Photo credit: Travis Nickey
The truth about all of these articles is that none of us know the future. We can speculate, we can look at the trends and examine the data and hope that we're drawing the correct conclusions, but that's all a hope. The next administration could arrive in the office and decide to completely overhaul the parks system. Natural disasters could (and often do) strike and change how we consume a popular Park and its attractions.
So why even write this article at all?
Why contribute to the noise that surrounds the future of the industry and of the outdoors?
I think that it comes down to our own planning. When we talk about the future of the outdoors we're firming up how we interact with the outdoors in the present. Conversations about the meteoric rise in popularity of certain destinations due to geotagging on social media can help us learn how to protect sites from being "overloved" and ecologically ruined.

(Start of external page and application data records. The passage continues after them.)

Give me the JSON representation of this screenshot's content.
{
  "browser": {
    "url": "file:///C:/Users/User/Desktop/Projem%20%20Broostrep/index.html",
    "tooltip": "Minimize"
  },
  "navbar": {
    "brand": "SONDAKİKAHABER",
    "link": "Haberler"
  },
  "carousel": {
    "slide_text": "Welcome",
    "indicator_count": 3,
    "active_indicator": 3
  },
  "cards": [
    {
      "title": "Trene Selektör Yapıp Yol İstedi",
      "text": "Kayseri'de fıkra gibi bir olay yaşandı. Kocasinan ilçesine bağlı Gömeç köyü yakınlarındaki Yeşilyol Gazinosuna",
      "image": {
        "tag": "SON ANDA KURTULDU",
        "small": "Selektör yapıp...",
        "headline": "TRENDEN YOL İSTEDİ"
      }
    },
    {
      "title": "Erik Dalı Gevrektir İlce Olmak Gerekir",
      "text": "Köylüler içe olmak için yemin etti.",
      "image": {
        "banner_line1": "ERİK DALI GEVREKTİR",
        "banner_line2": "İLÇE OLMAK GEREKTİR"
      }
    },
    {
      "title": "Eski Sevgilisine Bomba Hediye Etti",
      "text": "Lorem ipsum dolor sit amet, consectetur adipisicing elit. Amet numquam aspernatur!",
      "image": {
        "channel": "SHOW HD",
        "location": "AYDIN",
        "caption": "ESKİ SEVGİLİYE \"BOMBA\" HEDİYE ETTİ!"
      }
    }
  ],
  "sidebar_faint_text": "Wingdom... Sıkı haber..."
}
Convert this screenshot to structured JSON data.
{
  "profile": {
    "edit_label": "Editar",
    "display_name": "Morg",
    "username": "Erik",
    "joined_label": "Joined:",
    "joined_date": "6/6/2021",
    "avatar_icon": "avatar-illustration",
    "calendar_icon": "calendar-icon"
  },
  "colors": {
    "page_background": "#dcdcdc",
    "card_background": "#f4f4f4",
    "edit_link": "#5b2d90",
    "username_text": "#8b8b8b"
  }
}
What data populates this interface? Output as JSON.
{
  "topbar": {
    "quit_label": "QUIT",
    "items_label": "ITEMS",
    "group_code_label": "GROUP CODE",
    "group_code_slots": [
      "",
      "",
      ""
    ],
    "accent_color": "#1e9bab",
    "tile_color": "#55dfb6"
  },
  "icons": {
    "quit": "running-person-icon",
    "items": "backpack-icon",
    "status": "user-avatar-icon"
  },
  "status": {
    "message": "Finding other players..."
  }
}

Learning that Backcountry pollution is on the rise can help us reaffirm and teach others the principles of Leave No Trace.